Part of the difficulty with this is the fact that we know that smokers and ex-smokers have a distinct methylation pattern, so we don’t want this clouding any pattern from vaping, which means we need to recruit vapers who’ve never (or certainly only rarely) smoked. And this is proving challenging for just two reasons. Firstly, as borne out from the recent research, it’s unusual for folks who’ve never smoked cigarettes to adopt up regular vaping. Yes, maybe they’ll experiment, but that doesn’t necessarily result in an electronic cigarette habit.

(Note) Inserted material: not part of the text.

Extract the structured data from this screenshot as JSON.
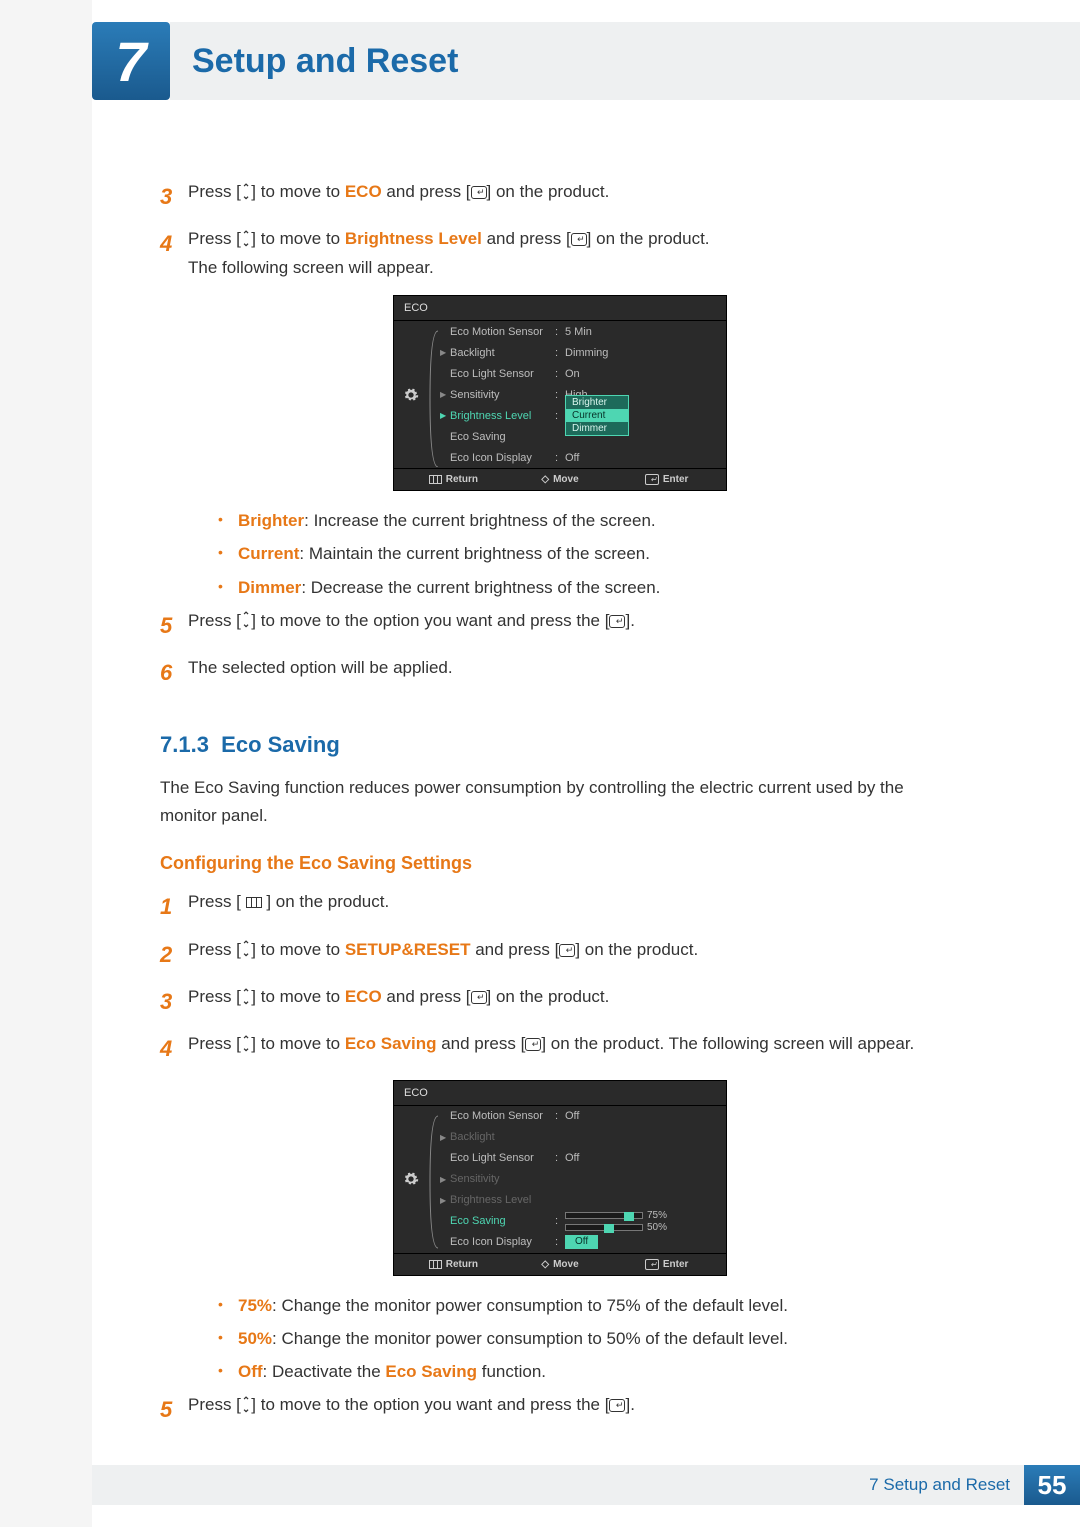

But in addition to that, an unexpected problem continues to be the unwillingness of some within the vaping community to assist us recruit. And they’re put off because of fears that whatever we find, the final results will be utilized to paint a negative picture of vaping, and vapers, by people with an agenda to push. I don’t wish to downplay the extreme helpfulness of lots of people within the vaping community in aiding us to recruit – thanks a lot, you already know what you are about. Having Said That I was really disheartened to hear that for some, the misinformation and scaremongering around vaping has reached the stage where they’re opting from the research entirely. And after talking with people directly about this, it’s tough to criticize their reasoning. We have now also found that a number of electronic cigarette retailers were resistant against placing posters aiming cwctdr recruit people who’d never smoked, as they didn’t want to be seen to get promoting e-cigarette use within people who’d never smoked, that is again completely understandable and must be applauded.

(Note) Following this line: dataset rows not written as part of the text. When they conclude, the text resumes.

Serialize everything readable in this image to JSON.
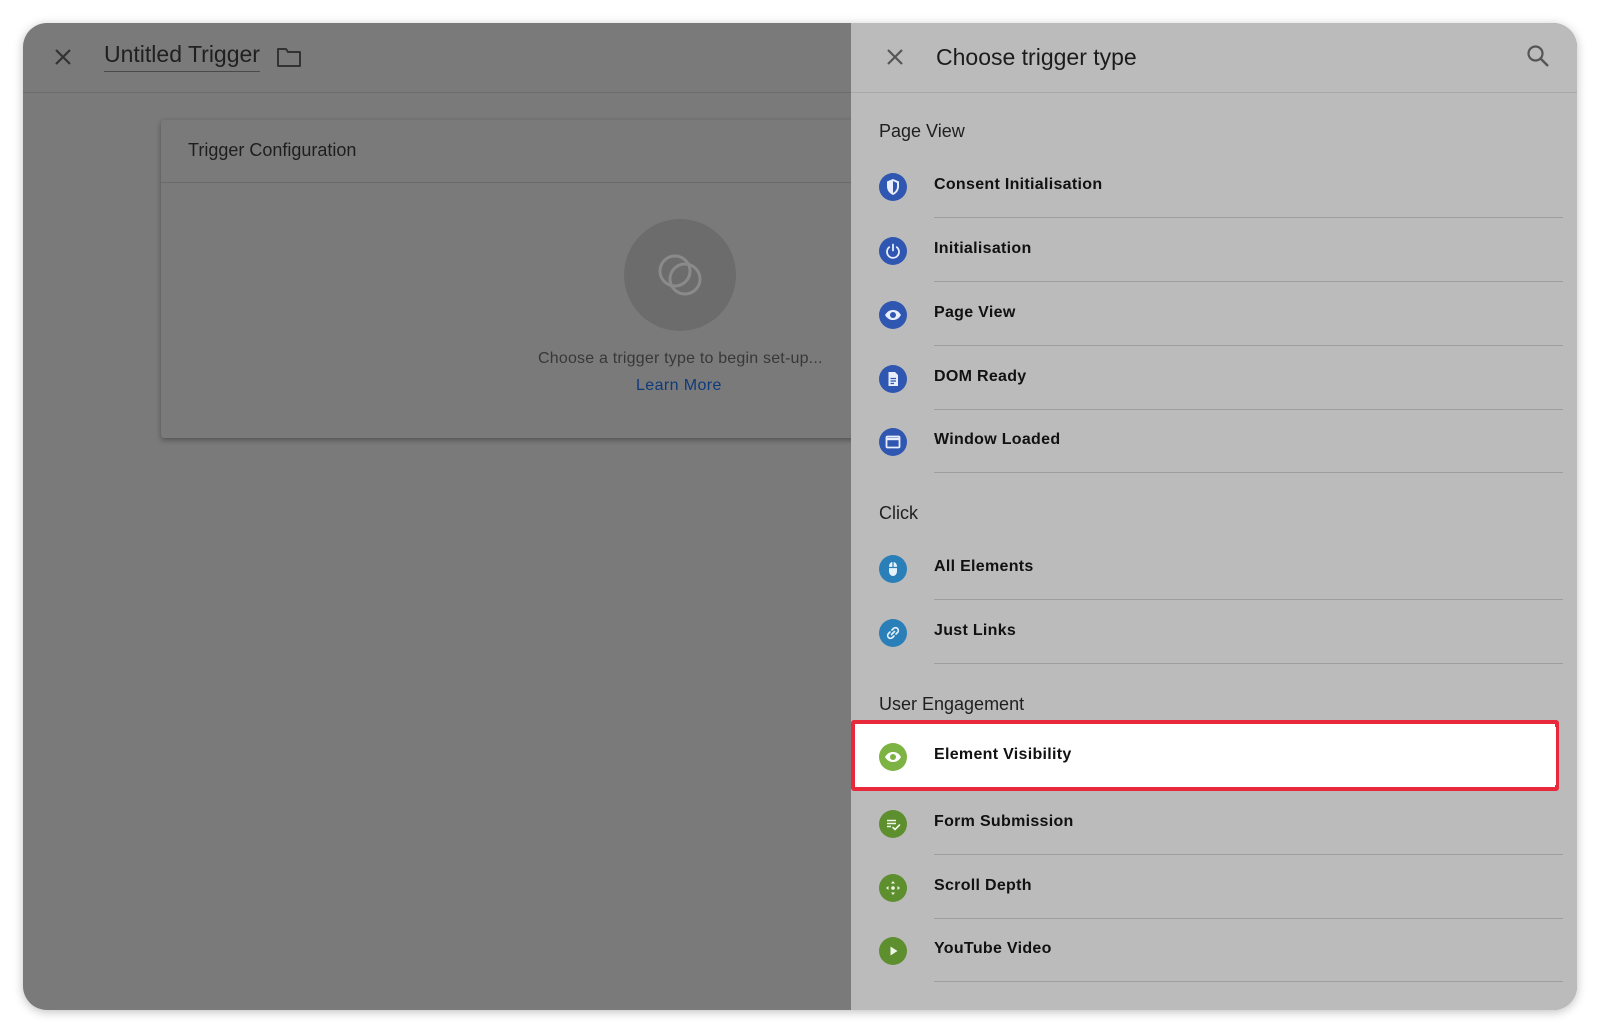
{
  "left": {
    "title": "Untitled Trigger",
    "card_title": "Trigger Configuration",
    "empty_text": "Choose a trigger type to begin set-up...",
    "learn_more": "Learn More"
  },
  "right": {
    "title": "Choose trigger type",
    "sections": [
      {
        "label": "Page View",
        "items": [
          {
            "label": "Consent Initialisation",
            "icon": "shield-icon",
            "color": "#2f56b0"
          },
          {
            "label": "Initialisation",
            "icon": "power-icon",
            "color": "#2f56b0"
          },
          {
            "label": "Page View",
            "icon": "eye-icon",
            "color": "#2f56b0"
          },
          {
            "label": "DOM Ready",
            "icon": "document-icon",
            "color": "#2f56b0"
          },
          {
            "label": "Window Loaded",
            "icon": "window-icon",
            "color": "#2f56b0"
          }
        ]
      },
      {
        "label": "Click",
        "items": [
          {
            "label": "All Elements",
            "icon": "mouse-icon",
            "color": "#2a7fb8"
          },
          {
            "label": "Just Links",
            "icon": "link-icon",
            "color": "#2a7fb8"
          }
        ]
      },
      {
        "label": "User Engagement",
        "items": [
          {
            "label": "Element Visibility",
            "icon": "eye-icon",
            "color": "#7cb342",
            "selected": true
          },
          {
            "label": "Form Submission",
            "icon": "form-check-icon",
            "color": "#5d8f2f"
          },
          {
            "label": "Scroll Depth",
            "icon": "move-icon",
            "color": "#5d8f2f"
          },
          {
            "label": "YouTube Video",
            "icon": "play-icon",
            "color": "#5d8f2f"
          }
        ]
      }
    ]
  },
  "colors": {
    "highlight_border": "#e8293b",
    "link": "#0f3a7a"
  }
}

So what can perform concerning this? I hope that as more research is conducted, and we get clearer information on e-cigarettes ability to work as a smoking cessation tool, the disagreement around them will disappear. For the time being, I hope that vapers continue to agree to take part in research so we can fully explore the potential of these devices, specifically those rare “unicorns” who vape but have never smoked, as they may be crucial to helping us comprehend the impact of vaping, in comparison with smoking.